Naturally, pricing has a major role here. As much as it’s important to get the top-tier talent, businesses also want more for less money through a cost-competitive workforce. A programmer in the UK is likely just as good as his Eastern European counterpart, but their daily rates are quite different. The financial attractiveness (the disparity of average salaries) of Central and Eastern Europe, along with the rising number of talented professionals, mitigate the shortage of affordable, yet decidedly skilled workers in the United States and Western Europe. One thing to note here is that in terms of cost reduction, CEE cannot match the low labour costs found in certain countries in the far East. 
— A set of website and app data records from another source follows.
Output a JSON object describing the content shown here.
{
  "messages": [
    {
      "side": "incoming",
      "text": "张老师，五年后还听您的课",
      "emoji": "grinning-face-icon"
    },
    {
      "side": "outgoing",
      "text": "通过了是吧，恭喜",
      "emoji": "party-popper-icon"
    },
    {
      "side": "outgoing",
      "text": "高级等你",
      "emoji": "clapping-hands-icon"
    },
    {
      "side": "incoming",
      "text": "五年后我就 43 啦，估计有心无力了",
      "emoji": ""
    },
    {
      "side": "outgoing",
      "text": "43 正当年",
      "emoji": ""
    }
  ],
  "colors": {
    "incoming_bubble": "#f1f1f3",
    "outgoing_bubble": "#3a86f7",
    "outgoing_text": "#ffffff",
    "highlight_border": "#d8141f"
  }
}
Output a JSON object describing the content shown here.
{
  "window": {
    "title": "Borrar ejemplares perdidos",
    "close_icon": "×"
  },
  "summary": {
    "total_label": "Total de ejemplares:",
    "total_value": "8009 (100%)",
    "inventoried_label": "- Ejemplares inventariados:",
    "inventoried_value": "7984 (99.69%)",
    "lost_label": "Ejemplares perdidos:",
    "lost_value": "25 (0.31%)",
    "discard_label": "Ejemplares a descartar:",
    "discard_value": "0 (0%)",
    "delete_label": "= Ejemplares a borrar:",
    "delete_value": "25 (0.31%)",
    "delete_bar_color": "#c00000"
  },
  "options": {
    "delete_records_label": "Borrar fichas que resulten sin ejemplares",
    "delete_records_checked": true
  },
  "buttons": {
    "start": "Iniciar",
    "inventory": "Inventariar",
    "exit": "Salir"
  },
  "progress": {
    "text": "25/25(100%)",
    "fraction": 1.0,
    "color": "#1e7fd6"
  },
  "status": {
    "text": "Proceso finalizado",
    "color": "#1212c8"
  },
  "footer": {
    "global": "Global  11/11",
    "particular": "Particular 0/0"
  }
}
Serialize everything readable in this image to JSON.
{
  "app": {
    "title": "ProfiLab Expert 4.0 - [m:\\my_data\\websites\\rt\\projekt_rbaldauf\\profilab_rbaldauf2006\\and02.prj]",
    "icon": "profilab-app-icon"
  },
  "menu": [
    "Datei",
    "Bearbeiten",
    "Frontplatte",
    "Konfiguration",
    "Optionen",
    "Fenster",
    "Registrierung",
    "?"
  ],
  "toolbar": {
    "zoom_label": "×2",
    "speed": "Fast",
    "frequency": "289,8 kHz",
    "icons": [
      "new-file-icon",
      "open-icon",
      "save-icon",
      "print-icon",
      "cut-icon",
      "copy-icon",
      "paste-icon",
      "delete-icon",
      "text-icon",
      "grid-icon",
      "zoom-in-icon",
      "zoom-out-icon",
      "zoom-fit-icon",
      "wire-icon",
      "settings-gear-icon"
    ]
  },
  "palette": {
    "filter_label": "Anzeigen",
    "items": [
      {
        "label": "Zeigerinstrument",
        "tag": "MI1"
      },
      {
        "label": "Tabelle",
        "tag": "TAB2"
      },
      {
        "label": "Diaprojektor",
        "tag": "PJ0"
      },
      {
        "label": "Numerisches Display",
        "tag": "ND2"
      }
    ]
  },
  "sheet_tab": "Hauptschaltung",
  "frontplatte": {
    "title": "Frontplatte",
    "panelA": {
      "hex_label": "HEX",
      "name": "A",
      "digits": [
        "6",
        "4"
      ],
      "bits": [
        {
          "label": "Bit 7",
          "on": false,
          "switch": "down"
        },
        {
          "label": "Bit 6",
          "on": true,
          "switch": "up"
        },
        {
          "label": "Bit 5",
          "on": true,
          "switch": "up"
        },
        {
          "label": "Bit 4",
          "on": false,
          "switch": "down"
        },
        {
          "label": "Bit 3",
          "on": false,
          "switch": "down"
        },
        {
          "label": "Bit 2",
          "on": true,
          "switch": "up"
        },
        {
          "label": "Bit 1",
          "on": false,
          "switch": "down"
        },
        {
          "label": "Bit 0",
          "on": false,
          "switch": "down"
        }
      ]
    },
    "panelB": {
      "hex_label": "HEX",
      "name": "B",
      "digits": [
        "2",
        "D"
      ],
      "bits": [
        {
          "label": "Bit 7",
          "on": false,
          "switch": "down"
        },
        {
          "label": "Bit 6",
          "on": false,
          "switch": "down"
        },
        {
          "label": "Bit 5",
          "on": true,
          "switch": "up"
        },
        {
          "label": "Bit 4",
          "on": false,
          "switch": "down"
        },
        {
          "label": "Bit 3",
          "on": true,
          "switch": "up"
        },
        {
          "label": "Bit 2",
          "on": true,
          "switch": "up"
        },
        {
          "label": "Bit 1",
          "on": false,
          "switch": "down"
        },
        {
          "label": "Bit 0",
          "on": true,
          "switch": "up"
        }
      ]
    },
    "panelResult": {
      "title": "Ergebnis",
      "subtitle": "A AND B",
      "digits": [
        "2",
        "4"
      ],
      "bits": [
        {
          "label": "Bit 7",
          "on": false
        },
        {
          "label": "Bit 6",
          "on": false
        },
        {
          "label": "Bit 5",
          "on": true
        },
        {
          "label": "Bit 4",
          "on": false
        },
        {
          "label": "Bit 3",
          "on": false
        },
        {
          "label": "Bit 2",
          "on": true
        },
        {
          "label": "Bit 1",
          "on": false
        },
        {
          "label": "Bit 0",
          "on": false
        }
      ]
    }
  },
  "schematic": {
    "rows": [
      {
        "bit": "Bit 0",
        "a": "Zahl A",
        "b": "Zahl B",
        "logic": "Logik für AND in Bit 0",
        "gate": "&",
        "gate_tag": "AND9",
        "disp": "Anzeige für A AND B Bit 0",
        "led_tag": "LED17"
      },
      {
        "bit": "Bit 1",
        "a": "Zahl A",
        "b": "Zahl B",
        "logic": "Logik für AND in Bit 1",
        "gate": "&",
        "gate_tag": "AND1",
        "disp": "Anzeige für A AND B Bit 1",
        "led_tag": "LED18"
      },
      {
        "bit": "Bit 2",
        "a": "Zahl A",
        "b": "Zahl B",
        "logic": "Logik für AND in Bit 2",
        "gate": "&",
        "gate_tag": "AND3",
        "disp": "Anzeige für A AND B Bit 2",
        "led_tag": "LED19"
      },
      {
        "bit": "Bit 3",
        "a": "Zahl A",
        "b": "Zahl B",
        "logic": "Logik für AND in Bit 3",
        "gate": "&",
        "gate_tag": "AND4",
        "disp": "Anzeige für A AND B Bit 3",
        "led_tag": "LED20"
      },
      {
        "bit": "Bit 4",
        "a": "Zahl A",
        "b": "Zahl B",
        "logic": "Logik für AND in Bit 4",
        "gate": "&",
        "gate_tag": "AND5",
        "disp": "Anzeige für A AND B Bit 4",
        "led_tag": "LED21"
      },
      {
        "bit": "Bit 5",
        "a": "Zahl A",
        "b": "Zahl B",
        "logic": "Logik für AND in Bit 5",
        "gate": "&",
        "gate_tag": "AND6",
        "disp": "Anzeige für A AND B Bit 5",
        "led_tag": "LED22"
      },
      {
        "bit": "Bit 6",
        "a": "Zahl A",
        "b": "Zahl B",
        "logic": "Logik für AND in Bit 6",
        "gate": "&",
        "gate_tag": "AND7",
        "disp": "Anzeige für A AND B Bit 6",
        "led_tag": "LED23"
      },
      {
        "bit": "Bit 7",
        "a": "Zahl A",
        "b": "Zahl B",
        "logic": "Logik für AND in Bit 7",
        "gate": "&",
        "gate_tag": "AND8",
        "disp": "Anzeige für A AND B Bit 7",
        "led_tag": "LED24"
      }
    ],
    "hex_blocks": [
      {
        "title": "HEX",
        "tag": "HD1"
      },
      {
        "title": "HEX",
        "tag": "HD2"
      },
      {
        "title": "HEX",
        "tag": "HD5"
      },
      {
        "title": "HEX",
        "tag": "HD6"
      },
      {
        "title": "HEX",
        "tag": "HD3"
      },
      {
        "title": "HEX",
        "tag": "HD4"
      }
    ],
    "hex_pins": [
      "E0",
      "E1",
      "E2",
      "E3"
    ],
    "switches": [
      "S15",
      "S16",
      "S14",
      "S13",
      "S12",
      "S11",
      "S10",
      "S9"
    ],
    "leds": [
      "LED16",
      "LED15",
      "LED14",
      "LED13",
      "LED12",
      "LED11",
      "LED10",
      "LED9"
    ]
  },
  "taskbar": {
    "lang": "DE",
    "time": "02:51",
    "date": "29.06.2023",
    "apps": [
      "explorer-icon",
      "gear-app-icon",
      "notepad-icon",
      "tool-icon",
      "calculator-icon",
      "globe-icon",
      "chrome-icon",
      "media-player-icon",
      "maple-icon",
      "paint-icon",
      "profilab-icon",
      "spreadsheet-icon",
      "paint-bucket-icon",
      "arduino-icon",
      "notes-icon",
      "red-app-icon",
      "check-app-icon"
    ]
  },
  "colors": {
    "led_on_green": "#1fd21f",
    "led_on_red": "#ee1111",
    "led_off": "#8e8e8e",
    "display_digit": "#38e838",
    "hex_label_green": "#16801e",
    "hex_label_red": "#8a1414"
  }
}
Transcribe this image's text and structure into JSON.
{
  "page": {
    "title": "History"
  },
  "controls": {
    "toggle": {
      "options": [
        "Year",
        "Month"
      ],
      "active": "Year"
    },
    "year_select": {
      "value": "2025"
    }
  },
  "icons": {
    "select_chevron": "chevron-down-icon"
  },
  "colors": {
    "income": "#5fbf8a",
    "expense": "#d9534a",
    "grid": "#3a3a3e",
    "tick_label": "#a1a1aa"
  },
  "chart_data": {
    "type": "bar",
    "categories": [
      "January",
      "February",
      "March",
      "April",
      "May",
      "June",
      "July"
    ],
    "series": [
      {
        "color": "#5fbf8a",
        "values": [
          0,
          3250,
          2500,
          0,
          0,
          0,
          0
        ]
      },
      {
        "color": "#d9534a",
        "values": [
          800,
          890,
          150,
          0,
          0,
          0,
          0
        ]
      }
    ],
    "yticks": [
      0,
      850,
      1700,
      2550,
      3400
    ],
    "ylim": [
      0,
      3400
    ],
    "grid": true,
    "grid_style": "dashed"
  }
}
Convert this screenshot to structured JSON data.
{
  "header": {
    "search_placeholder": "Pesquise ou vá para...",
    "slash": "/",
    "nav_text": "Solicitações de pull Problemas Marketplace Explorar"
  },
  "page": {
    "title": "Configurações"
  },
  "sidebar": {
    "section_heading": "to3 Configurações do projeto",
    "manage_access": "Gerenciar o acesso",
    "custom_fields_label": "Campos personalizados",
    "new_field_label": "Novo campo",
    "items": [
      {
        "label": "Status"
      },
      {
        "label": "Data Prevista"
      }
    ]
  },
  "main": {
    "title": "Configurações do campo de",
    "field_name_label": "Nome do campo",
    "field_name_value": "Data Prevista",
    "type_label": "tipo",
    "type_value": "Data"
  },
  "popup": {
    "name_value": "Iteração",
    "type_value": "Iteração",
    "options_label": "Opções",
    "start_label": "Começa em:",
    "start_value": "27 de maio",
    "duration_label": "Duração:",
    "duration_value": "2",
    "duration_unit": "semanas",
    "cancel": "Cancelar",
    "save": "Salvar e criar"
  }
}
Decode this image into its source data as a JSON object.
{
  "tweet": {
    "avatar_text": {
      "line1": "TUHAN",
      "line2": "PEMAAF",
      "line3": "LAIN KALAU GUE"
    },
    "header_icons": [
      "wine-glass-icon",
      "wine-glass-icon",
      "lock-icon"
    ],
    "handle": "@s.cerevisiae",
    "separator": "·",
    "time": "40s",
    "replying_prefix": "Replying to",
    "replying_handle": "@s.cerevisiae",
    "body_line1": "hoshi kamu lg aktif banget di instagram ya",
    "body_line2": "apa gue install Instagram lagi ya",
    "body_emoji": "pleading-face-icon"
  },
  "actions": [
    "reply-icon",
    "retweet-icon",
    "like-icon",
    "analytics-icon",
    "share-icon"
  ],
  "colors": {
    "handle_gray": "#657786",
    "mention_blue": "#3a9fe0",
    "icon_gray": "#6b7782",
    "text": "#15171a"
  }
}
In addition, the globally connected world of today practically forces global-minded companies to not limit themselves to using talent from just one region, especially in cases where demand for IT experts is higher than the number of available specialists. 

Geographical and cultural similarities

More so, the cost of outsourcing makes sense even with risks associated with such projects. The development of CEE businesses has been largely driven by the concept of nearshoring, where companies outsource work to peers that have a closer cultural and geographic fit. That way, all the economic benefits of an offshore location are retained, while benefiting from outstanding quality. 

The convenience of geographical location is a massive boon. A couple of hours in time difference (at most) within Europe is almost inconsequential when it comes to daily communication within working hours, and the proximity certainly makes day-to-day operations easier. Travelling is very easy and convenient as well, in case there’s a need for on-site presence or collaboration. With flexible working hours becoming more important in the workplaces, even the east (and west, to some extent) coast of the US can participate in efficient communication and cooperation.

Another significant reason why the CEE tech landscape is booming is cultural overlap, starting with linguistic skills. English proficiency is ranging from moderate to high in most CEE countries. Great(er) familiarity with English is also traditionally higher among tech professionals than the country’s average due to the nature of the work. Due to its constant success in recent years, there has also been a spike in government support for IT outsourcing in some countries,

Cultural similarities are also reflected in instances where it’s difficult to quantify into objective data. For instance, certain leaders feel that cultural closeness and affinity can be an important role in reaching an understanding and desired results. In that regard, CEE is much closer to the West than Asia due to strong historical ties, which in turn stemmed numerous similarities without major deal-breaking differences. A direct style of communication and a more collaborative and systematic approach can be seen as advantages CEE nations have over their Asian peers. 

High road to low cost

Merely a decade ago, CEE was barely on the radar of foreign tech investors. Thanks to a few key investments and the emergence of the active startup scene, the entire region has seen tremendous economic growth, promoting it as an important figure in the tech world. As with any booming economy, there are concerns that high levels of investment and rapid development might have negative side effects such as higher property and labour rates, making it a less attractive proposition. For now, deep and skilful yet cost-effective talent pools, as well as geographical, cultural, and linguistic fits have transformed Central and Eastern Europe businesses into forerunners of global digital movements, making CEE a business environment many want to be a part of.

Robert Strzelecki, Chairman of the Board, TenderHut (opens in new tab)
Image Credit: Coffee / Pixabay

Robert Strzelecki is the Chairman of the Board at the TenderHut technological capital group. His 15-year tenure at the IT industry saw him complete over 100 IT projects, with established companies such as Primark, iAlbatros, Commerzbank, and DIMO Gestion.